Wednesday, July 19, 2017

Visit to a Small Planet—Lakewood Theatre Company—Lake Oswego, OR

Alien Perspective

The comedy by the famous political/historical writer, Gore Vidal, is directed by the equally famous, local actor/director, Tobias Andersen.  It is playing at their space, 368 S. State St., in Lake Oswego, through August 13th.  For more information, go to their site at www.lakewood-center.org or call 503-635-3901.

What would we look like now to an alien being from a totally foreign environment?  My guess he would take one view of our situations on Earth and conclude we weren’t worth bothering about, because we seemed hell-bent on self destruction, and would deduce that they found no intelligent life here!  In the late 1950’s, the time-frame of this story, it might look slightly more subdued than that.  But, nevertheless, we would still spell doom.

This play was made into a silly, worthless film many years ago starring Jerry Lewis and most of the political edge was removed for his antics.  The actual stage version had the brilliant Cyril Richard (remember Captain Hook from the Mary Martin, “Peter Pan”) in the lead role.  This time out, we have Jeremy Southard as Kreton, the alien from a faraway galaxy (or dimension).  He seems a cross between Dick Shawn, Paul Lynde and Jonathan Winters.  He is more subtle than Lewis and that is probably more the way Vidal saw it.

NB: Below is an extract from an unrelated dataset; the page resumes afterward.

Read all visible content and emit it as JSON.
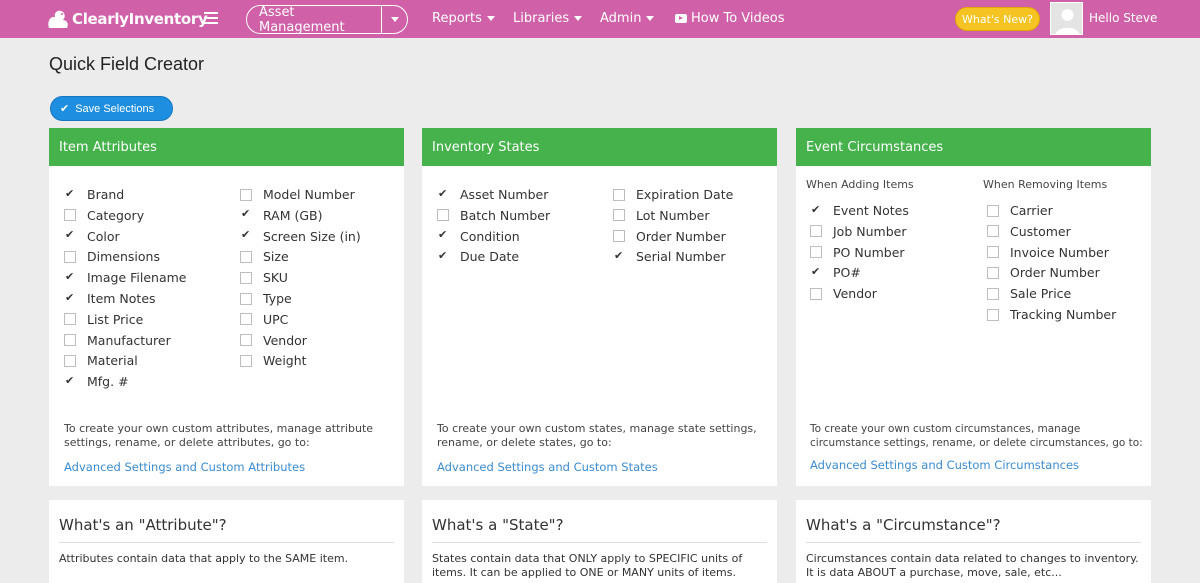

Anyway, as to the story, we have him landing in a typical, middle-class home of the era, ala an Ozzie & Harriet-type of family.  There is the hubby, a TV commentator, Roger (Todd Hermanson), and his sanitized wife, bedecked with pearl necklace and hoop skirt, Reba (Julie Elizabeth Knell).  Of course they have a perky daughter, just ripe for the 60’s rebellion era, Ellen (Melissa Sondergeld), and her country, farm-boy sweetie, Conrad (Paul Harestad).  And let us not forget the feisty, family cat, Rosemary (Dusty), who has some uncanny abilities of her own.

Of course, we also have to have the political connection, as their best friend is a General in the Army, the puffy, Tom Powers (Erik James), and his trusty, meek Aide (Kaleb Hood).  And also, to round out things, we have a mysterious stranger, Delton 4 (Ethan LaFrance), adding to the confusion.  Mix them all together and you have the beginnings of a scary new world.  But how to set things right again is the question.

It seems that Kreton is not unlike some of the aliens Star Trek envisioned, like the enigmatic “Q,” having no concept of human emotions or purpose.  Once the alien perspective is added to this concoction, then weaknesses, prejudices, and strengths are revealed and lessons can be gleaned, that is, if all survive.  For more information, tune in to this episode.  And you’ve probably never seen anything funnier that a military man with laundry and his future vision for it.

The story may be a bit dated but it does truly reflect that era, as it should be.  Andersen is an actor’s director and it shows in the cast he has chosen, they all epitomize the artificial roles that were pictured on the boob tube of what we were supposed to be like.  And his handling of the comic bits, rather than being zany, as Lewis portrayed them, are subtler and eerily more creepy that way, as if they were skirting around the truth.

Southard does well in keeping his character in check, as it could have been over-blown but works much better this way.  James, a season veteran, is perfect as the General and his comic bits with the washing machine are priceless.  This is a show for the whole family.  And, although a comedy, it does have some serious digs as to how we view things, as seen through an outsider’s eyes.

I recommend this show.  If you do choose to see it, please tell them Dennis sent you.